Out of the four different classes of transgenic females (R, I, SF and RSF) only those with reactive mothers, the reactive and dysgenic ones, express the I-lacZ fusion without significant differences. Influence of the maternal cytoplasm is essentially limited to the embryonic state. However, maternal reactive cytoplasm is necessary to switch on the I factor expression in the R and SF adults. Putative elements of this cytoplasm should be efficient in the pole cells of the embryos to predetermine the ability of the adult germ-line to express the I factor. The nature of these elements and their mechanism of action are still not clear. An essential result is that our transgenic construct in R context is a good indicator of the I factor expression in dysgenic conditions and can be used for further study on the control of the I factor.
The fusion protein is accumulated in germ cell nuclei

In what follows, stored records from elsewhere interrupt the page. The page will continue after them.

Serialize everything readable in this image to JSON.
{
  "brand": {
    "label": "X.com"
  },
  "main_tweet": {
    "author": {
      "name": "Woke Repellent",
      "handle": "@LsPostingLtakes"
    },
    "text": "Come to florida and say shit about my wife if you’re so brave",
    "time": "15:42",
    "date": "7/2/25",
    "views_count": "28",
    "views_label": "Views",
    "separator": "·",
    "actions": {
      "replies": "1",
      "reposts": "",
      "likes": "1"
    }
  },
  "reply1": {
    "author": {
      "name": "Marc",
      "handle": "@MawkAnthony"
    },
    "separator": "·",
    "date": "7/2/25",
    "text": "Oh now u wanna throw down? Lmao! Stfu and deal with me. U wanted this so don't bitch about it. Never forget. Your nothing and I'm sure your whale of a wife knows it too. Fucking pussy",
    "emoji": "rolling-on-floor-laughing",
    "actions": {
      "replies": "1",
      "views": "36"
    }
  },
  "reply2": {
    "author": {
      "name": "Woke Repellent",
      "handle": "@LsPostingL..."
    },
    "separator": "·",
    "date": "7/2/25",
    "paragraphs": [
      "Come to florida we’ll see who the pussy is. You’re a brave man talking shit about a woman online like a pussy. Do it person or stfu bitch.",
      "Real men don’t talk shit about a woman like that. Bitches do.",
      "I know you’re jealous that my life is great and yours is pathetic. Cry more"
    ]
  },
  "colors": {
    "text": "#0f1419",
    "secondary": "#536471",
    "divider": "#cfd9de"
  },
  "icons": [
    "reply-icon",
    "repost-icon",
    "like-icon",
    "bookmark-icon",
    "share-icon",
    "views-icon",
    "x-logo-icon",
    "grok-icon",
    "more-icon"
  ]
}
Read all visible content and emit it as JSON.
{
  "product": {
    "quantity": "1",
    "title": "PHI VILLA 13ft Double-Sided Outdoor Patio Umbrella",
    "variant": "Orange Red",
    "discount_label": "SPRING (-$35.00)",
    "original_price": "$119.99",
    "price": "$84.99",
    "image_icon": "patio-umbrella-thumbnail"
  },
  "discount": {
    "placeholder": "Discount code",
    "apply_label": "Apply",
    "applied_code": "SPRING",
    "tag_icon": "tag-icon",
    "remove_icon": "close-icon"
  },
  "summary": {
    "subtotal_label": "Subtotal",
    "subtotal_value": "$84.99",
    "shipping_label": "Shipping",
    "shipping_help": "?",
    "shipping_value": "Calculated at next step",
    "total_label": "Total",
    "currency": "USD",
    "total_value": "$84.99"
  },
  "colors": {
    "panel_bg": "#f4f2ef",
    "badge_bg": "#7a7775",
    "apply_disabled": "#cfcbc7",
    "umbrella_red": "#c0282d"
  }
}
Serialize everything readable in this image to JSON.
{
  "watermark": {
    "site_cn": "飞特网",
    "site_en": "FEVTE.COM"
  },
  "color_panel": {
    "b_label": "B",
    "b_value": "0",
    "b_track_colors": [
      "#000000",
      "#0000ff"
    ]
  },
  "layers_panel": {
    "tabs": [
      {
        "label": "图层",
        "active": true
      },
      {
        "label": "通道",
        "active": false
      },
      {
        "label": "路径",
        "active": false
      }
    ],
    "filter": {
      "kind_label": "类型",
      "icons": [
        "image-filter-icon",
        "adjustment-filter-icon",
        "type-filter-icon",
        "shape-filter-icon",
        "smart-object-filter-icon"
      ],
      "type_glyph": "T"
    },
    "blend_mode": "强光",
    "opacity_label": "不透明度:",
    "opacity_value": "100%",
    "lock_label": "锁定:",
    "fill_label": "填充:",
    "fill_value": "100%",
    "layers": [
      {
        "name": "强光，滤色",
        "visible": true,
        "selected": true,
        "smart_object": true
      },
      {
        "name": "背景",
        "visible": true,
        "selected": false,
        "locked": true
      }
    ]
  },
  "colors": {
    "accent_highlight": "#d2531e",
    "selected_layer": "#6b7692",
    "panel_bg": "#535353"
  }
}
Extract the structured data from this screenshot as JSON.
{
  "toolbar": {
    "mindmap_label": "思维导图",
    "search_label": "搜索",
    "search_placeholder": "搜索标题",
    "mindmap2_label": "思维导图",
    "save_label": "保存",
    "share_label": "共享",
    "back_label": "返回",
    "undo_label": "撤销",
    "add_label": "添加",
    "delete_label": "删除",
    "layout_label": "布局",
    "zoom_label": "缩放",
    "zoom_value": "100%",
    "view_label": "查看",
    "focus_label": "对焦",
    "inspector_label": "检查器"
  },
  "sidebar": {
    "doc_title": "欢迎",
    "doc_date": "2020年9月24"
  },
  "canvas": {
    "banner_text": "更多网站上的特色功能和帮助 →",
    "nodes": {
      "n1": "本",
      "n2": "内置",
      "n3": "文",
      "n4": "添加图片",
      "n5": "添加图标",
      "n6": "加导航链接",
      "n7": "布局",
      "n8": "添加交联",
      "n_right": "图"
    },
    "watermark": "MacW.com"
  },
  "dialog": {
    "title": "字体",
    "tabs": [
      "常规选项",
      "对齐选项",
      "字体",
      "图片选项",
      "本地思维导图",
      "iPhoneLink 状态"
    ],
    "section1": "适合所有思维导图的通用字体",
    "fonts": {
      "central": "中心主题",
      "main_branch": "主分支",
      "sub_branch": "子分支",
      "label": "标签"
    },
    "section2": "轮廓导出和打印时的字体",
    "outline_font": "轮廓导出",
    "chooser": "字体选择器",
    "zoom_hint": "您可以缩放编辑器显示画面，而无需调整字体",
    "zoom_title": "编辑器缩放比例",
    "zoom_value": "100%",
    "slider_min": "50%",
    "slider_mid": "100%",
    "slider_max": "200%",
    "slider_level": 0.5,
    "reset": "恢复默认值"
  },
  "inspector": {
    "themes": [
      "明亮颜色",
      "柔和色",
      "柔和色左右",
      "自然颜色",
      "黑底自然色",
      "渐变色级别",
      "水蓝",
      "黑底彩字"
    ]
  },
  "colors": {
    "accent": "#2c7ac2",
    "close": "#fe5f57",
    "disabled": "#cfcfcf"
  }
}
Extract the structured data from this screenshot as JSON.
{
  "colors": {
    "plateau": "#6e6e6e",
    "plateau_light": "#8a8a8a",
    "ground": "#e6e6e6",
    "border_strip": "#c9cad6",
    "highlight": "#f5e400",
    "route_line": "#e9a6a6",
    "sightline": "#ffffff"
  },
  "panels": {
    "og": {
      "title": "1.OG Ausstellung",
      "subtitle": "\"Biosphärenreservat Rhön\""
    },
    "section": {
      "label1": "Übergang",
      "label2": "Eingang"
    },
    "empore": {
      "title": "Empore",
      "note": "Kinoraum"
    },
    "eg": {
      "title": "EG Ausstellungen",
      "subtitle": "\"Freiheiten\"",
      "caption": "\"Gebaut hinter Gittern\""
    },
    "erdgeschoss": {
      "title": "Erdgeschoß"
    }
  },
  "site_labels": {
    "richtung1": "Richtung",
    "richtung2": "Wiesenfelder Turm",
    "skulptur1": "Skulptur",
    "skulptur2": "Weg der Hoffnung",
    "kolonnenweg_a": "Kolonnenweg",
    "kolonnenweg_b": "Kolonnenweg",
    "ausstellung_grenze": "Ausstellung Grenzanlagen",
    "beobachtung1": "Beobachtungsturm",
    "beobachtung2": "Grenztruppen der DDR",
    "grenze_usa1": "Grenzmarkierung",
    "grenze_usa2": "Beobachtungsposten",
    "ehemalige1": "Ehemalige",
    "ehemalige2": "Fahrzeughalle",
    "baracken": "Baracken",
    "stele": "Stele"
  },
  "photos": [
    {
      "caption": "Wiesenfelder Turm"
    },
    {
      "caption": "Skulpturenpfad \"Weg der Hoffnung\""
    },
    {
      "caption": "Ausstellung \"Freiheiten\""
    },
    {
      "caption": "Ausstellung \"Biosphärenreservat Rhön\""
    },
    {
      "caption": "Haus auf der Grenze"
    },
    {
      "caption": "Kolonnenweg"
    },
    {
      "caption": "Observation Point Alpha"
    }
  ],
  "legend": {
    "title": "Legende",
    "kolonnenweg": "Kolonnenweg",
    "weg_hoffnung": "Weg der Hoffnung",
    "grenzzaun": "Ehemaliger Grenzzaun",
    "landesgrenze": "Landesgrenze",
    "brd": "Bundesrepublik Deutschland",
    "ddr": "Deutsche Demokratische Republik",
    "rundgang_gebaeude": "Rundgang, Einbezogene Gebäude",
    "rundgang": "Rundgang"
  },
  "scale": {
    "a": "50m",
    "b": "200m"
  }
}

Proteins assigned to nuclei contain one or two specific amino acid sequences called “nuclear localization sequences” (NLSs). These NLS are necessary and sufficient to direct protein into the nucleus (Garcia-Bustos et al., 1991; Richardson et al., 1986; Robbins et al., 1991). Since I-lacZ fusion protein is located in the nuclear compartment of nurse cells and oocytes, this protein contains NLS. The β-galactosidase does not drive the nuclear localization of chimeric protein used in many other studies (Hall et al., 1984). Therefore the NLS are located in the I factor part of the fusion protein. We have not clearly identified a NLS sequence in the ORF1 of the I factor. No region rich in basic amino acids similar to the NLS of SV40T antigen group has been found. Only a short sequence from residue 22 to 29 (PKFIIIK) corresponds partially to the group of mat α2 NLS (KIPIK; Silver and Hall, 1988). It is also possible that ORF1 proteins enter the nucleus after oligomerization with a host protein, as suggested for other proteins (Dingwall et al., 1982; Zhao and Padmanabhan, 1988). Some of the chimeric I-lacZ proteins still have a cytoplasmic localization. This cannot be explained by the size of the protein (Landford et al., 1986): in enhancer-trap experiments, the P-lacZ protein is efficiently translocated into the nucleus (Grossniklaus et al., 1989). In our construct, partial truncation of the NLS (Welsh et al., 1986), the lack of one out of two NLS (Richardson et al., 1986), modification of the NLS, protein context (Roberts et al., 1987; Nelson and Silver, 1989), or lack of possible multimerization (Silver and Hall, 1988) can reduce the efficiency of the nuclear transport. However a role of the ORF1 protein in the cytoplasm should not be discarded.
In any case, this nuclear localization is consistent with the two possible roles of the ORF1 protein suggested by the presence of zinc-finger domains: building of a retrotransposition complex and/or the regulation of I factor expression. If we assume that ORF1 protein is essential for the transposition cycle of the I factor, this transposition should be initiated during oogenesis between stage 2, when expression is first recorded, and stage 10, when accumulation of the fusion protein disappears.
We thank F. Croisille for providing sections of stained ovaries, C. Vaury, Y. Croisille and C. Tatout for critical reading of the manuscript. This work was mainly supported by grants from the CNRS, ARC and FRM. Two of us, P.L. and K.B. received fellowships from the MRT, ARC and LNFC.